The actions of a boy who flicked cheese at a teenage pupil, triggering a fatal allergic reaction, were "childish and thoughtless" but not calculated to cause serious harm, a coroner said.
Karanbir Cheema, 13, died after having a severe reaction at his school in west London on 28 June 2017.
A specialist doctor previously told an inquest the death was "unprecedented".
Coroner Mary Hassell said the boy who flicked cheese taken from a friend's baguette was "simply not thinking".
But recording a narrative conclusion at St Pancras Coroner's Court, she said there was a "missed opportunity" at William Perkin School in Greenford to inform pupils of the severity of his "grave allergies".
Asthmatic Karanbir, who had allergies to wheat, gluten, egg, milk and tree nuts, was immediately treated at the school when the cheese landed on his neck.
His condition quickly worsened and he began scratching vigorously at his skin, the inquest heard.
"He pulled his shirt off, screamed and flung himself around the room in panic. He could not breathe," the coroner said.
Karanbir was taken to hospital in a life-threatening condition and died almost two weeks later at Great Ormond Street of post-cardiac arrest syndrome.
Ms Hassell called the school's healthcare provision for Karanbir "inadequate" and said a contributing factor in his death was the fact his allergy action plan was not included in the school's care plan or medical box.
After a delay, Karanbir was administered with an EpiPen, which contained adrenaline that was a year out of date, at the school.
It was not possible to say whether having adrenaline that was in date would have changed the outcome, Ms Hassell said.
She said she now would prepare a report intended to prevent future deaths, which would be sent to Karan's school, emergency services, government departments and experts.
Speaking after the inquest, Karanbir's mother Rina Cheema said: "I think it would help a lot of children out there, whatever happened to my son, if the schools, the institutions, hospital, paramedics, were to become aware how serious allergies are.
"My son was mature, he knew himself how fast to react. His words were at school: 'Please help me or I'm going to die'. That says it all."

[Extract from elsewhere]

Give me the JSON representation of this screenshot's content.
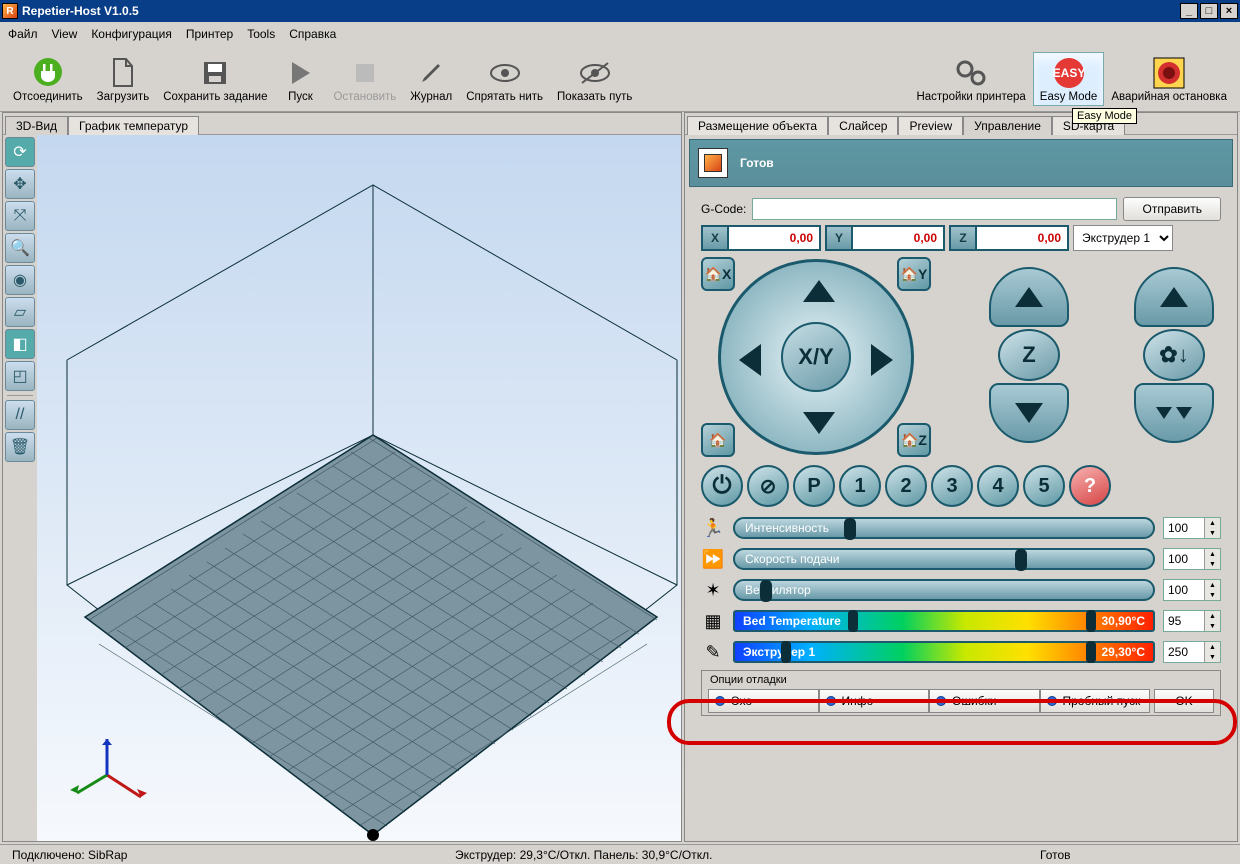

Dame Alice Hudson, executive head teacher of the Twyford Trust which encompasses William Perkin School, said: "It's my view that there was a very good general awareness of his allergies in relation to both bread and cheese."